According to reports, some customers were notified by the bank while others, noticing the money was missing went to the bank yesterday morning to query the missing money.
One affected customer, who asked to remain anonymous, said the bank’s management presented customers with Non-Disclosure Agreements (NDA) to sign before refunding the stolen funds.
The customer said she was initially made aware of the theft when a bank representative called her home.
She later learnt over $10,000 had been withdrawn from her account over two days using a duplicate of her ATM card.
She said after visiting the bank, she realised the issue was not unique to her.
“I saw several other people who were all there for the same thing, including a pensioner who was very confused by his missing funds,” she said.
The woman called on local banks to be more vigilant with their customers’ money, saying this kind of incident has become too prevalent.
In response to questions sent by Guardian Media, Communications Manager, Cindy Mohammed said the banking industry continues to face attempts of fraudulent activity involving debit and credit cards.
“ The safety and security of our customer accounts and information is a top priority at Scotiabank, and is a responsibility we take very seriously,” Mohammed said. “We continue to work with authorities in curbing the incidence of fraudulent activity and the Bank remains committed to protecting customers against instances of fraudulent activities.”
Mohammed reminded customers that the bank had recently launched Scotiabank Alerts, a system where customers are immediately notified whenever there is activity on their accounts, including when and where their cards are used and the exact amount spent.
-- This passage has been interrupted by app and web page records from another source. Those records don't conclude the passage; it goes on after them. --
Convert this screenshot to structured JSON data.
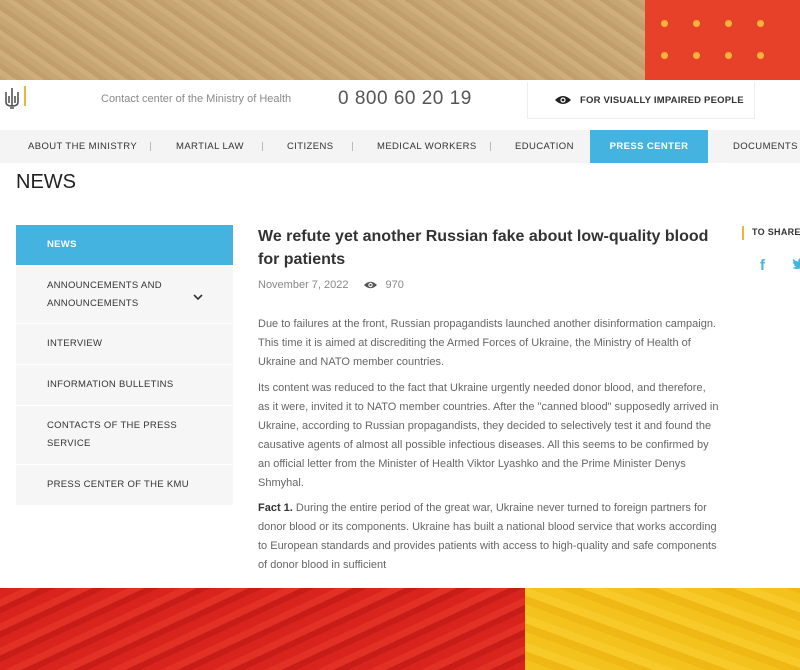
{
  "header": {
    "contact_label": "Contact center of the Ministry of Health",
    "phone": "0 800 60 20 19",
    "visually_impaired": "FOR VISUALLY IMPAIRED PEOPLE"
  },
  "nav": {
    "items": [
      "ABOUT THE MINISTRY",
      "MARTIAL LAW",
      "CITIZENS",
      "MEDICAL WORKERS",
      "EDUCATION",
      "PRESS CENTER",
      "DOCUMENTS"
    ],
    "active": "PRESS CENTER"
  },
  "page_title": "NEWS",
  "sidebar": {
    "items": [
      {
        "label": "NEWS",
        "active": true
      },
      {
        "label": "ANNOUNCEMENTS AND ANNOUNCEMENTS",
        "expandable": true
      },
      {
        "label": "INTERVIEW"
      },
      {
        "label": "INFORMATION BULLETINS"
      },
      {
        "label": "CONTACTS OF THE PRESS SERVICE"
      },
      {
        "label": "PRESS CENTER OF THE KMU"
      }
    ]
  },
  "article": {
    "title": "We refute yet another Russian fake about low-quality blood for patients",
    "date": "November 7, 2022",
    "views": "970",
    "paragraphs": [
      "Due to failures at the front, Russian propagandists launched another disinformation campaign. This time it is aimed at discrediting the Armed Forces of Ukraine, the Ministry of Health of Ukraine and NATO member countries.",
      "Its content was reduced to the fact that Ukraine urgently needed donor blood, and therefore, as it were, invited it to NATO member countries. After the \"canned blood\" supposedly arrived in Ukraine, according to Russian propagandists, they decided to selectively test it and found the causative agents of almost all possible infectious diseases. All this seems to be confirmed by an official letter from the Minister of Health Viktor Lyashko and the Prime Minister Denys Shmyhal."
    ],
    "fact_label": "Fact 1.",
    "fact_text": " During the entire period of the great war, Ukraine never turned to foreign partners for donor blood or its components. Ukraine has built a national blood service that works according to European standards and provides patients with access to high-quality and safe components of donor blood in sufficient"
  },
  "share": {
    "label": "TO SHARE"
  },
  "colors": {
    "accent": "#44b3e0",
    "brand_yellow": "#f2b33a"
  },
  "icons": [
    "trident-icon",
    "eye-icon",
    "chevron-down-icon",
    "views-eye-icon",
    "facebook-icon",
    "twitter-icon"
  ]
}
Mohammed said customers can access this feature by signing for online banking.